Task to carry out:
In the records below, find each line with "ChangeMuBan" and copy it.

====

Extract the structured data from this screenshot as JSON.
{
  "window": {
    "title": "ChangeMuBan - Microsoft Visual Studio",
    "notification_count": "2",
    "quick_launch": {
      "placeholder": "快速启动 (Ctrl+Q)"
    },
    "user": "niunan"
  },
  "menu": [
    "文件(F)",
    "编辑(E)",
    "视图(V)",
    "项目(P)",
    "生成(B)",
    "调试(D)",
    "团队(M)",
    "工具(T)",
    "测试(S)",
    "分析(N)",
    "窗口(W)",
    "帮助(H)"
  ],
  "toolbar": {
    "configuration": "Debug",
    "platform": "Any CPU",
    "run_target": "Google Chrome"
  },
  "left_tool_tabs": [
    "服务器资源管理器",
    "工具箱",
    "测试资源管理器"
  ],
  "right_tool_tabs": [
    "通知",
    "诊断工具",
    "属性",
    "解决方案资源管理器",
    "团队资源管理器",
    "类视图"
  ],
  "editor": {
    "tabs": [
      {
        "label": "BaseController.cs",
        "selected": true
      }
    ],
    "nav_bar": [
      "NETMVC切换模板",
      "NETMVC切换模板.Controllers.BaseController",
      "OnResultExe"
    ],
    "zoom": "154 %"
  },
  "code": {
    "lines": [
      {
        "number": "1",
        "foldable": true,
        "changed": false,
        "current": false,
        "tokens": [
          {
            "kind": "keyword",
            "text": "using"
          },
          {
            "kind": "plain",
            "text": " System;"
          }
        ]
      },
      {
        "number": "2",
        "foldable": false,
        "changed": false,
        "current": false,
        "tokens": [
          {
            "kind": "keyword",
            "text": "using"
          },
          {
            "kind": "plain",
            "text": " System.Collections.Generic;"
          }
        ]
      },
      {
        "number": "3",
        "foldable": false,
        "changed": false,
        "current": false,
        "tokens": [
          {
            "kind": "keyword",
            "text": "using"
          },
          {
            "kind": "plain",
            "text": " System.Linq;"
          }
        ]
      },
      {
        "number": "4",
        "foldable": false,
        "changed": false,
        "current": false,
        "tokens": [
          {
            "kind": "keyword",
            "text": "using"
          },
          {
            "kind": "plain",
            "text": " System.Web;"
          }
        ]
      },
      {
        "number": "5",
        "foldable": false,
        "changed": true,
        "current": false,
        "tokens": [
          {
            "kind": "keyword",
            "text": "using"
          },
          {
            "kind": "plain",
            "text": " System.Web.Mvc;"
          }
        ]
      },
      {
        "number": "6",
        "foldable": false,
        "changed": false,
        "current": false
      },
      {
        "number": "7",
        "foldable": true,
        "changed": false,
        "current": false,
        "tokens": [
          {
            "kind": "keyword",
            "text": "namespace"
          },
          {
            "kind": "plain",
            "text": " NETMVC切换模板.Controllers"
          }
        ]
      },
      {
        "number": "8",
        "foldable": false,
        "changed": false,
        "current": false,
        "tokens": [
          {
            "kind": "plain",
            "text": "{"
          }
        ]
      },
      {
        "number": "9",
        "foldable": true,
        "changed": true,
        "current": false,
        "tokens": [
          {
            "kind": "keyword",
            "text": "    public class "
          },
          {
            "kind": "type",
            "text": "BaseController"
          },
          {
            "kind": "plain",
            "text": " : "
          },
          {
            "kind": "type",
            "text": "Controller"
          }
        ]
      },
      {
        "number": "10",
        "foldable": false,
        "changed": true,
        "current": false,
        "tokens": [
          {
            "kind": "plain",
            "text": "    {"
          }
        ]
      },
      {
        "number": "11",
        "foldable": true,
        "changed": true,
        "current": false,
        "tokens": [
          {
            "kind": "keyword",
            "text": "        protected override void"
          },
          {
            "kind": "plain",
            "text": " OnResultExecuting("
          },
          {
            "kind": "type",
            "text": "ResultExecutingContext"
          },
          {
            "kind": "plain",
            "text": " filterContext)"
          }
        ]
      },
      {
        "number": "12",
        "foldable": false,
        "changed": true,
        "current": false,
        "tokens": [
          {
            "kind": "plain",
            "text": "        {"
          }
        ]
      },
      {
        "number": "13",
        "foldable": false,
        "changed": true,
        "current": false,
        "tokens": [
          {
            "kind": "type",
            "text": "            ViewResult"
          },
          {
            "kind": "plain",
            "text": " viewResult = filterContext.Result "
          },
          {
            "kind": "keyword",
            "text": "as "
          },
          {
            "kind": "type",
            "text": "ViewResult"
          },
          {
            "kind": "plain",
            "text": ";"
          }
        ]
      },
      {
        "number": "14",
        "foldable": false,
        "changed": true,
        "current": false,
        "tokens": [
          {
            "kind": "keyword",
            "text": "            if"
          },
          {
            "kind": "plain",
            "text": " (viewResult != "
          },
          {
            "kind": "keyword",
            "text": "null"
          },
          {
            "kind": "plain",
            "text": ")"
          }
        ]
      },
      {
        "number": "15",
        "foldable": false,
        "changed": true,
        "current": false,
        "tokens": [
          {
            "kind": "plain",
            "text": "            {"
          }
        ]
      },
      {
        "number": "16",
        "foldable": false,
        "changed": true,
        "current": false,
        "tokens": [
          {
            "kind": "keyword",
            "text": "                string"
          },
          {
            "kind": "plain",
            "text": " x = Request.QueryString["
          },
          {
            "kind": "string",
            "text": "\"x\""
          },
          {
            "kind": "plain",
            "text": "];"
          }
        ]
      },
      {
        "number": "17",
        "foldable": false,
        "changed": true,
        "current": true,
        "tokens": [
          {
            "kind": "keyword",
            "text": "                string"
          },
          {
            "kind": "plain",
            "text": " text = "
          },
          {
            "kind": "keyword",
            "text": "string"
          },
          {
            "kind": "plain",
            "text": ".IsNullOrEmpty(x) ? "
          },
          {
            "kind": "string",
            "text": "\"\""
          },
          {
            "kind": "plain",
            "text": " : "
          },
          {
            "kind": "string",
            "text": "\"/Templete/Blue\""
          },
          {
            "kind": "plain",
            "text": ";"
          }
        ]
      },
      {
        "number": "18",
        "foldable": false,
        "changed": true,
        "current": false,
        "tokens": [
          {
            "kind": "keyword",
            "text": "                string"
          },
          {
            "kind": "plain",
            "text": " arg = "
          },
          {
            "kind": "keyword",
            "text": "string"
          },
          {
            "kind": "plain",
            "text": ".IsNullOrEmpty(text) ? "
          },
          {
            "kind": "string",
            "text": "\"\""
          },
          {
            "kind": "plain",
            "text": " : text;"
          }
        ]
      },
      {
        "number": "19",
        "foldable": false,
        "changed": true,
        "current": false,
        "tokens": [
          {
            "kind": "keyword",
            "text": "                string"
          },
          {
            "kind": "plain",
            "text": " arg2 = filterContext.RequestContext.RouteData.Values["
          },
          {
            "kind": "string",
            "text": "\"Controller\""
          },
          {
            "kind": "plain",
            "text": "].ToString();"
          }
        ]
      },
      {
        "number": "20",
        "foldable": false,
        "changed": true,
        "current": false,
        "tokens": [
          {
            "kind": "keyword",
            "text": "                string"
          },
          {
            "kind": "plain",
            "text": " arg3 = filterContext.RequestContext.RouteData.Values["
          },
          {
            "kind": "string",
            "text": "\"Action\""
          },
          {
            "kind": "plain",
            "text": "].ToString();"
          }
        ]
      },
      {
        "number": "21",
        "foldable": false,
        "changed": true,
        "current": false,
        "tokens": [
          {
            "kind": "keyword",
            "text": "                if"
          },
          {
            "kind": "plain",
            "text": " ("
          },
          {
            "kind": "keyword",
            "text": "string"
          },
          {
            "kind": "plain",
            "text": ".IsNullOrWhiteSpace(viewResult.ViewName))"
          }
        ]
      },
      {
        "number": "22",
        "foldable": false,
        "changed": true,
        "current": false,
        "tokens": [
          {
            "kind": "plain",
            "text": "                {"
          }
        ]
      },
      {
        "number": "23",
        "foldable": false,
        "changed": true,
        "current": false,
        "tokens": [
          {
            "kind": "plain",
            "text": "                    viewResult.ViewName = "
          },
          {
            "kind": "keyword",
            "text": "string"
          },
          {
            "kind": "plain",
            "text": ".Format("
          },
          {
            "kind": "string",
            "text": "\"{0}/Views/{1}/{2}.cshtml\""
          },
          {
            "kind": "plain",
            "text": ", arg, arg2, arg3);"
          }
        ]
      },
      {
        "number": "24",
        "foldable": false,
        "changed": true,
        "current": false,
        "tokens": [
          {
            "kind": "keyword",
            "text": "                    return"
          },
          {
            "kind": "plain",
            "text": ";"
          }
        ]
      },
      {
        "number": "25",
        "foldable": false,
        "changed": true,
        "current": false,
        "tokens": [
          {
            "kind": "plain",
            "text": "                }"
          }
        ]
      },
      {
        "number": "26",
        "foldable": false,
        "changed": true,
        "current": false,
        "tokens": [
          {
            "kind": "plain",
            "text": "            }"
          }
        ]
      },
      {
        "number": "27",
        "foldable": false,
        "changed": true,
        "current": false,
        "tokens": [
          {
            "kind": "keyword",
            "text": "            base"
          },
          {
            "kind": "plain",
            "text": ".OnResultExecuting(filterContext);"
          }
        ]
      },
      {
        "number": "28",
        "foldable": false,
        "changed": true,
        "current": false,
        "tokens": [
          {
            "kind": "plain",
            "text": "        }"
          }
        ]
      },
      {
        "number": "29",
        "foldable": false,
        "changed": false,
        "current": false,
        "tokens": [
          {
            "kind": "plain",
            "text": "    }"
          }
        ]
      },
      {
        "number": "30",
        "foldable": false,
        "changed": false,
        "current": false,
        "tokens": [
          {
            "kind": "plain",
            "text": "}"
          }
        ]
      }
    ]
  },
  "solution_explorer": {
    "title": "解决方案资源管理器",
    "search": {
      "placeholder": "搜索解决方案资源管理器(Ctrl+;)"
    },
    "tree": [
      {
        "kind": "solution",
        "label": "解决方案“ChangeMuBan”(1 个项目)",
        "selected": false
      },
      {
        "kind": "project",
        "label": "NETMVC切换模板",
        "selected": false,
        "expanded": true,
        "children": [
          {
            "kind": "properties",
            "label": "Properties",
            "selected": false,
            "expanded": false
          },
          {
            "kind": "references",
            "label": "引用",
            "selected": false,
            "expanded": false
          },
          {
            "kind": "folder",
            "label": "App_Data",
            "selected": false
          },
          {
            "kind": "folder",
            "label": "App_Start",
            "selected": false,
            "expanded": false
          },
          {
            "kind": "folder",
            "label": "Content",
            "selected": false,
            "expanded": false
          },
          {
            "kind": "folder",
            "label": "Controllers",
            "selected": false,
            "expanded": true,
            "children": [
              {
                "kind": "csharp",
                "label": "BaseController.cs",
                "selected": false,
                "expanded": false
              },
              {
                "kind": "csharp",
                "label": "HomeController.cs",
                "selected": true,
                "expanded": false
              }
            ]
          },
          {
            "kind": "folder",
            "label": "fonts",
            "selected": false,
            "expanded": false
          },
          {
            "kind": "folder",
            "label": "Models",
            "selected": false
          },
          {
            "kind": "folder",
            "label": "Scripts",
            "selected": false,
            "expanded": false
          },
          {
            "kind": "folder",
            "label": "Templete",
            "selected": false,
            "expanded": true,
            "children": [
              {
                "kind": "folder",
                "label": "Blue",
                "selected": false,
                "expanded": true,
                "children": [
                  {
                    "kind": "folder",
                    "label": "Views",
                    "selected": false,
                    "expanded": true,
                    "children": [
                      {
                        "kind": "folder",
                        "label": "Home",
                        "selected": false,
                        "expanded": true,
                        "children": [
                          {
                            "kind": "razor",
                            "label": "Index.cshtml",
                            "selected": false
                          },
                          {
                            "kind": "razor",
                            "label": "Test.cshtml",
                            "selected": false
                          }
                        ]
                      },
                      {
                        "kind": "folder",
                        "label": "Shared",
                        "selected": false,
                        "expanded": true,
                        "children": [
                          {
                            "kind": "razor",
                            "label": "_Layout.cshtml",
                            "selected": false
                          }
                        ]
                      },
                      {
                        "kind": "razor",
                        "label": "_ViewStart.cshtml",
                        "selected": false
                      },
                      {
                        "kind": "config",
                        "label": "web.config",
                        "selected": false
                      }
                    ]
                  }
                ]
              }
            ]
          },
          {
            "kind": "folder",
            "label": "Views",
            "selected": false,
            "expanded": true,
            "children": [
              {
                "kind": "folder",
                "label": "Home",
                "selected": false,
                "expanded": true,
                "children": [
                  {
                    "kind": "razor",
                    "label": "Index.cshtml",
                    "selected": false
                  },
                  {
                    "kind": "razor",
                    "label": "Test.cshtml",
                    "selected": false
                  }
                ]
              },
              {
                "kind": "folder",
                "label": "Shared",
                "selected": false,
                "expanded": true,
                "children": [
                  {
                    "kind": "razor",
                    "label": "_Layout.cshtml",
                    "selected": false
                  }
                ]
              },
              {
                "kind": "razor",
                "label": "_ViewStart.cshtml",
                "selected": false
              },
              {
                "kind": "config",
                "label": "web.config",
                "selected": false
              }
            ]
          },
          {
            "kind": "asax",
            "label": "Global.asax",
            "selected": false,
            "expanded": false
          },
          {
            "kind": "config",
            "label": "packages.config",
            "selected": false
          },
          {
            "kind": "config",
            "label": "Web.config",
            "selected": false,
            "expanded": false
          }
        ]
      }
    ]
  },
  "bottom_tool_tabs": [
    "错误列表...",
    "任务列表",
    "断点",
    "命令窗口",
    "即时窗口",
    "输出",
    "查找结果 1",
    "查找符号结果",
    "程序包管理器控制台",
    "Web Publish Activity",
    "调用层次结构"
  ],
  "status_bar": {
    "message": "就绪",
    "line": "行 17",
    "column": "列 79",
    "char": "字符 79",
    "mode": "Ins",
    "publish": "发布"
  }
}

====

Solved problem:
    "title": "ChangeMuBan - Microsoft Visual Studio",
        "label": "解决方案“ChangeMuBan”(1 个项目)",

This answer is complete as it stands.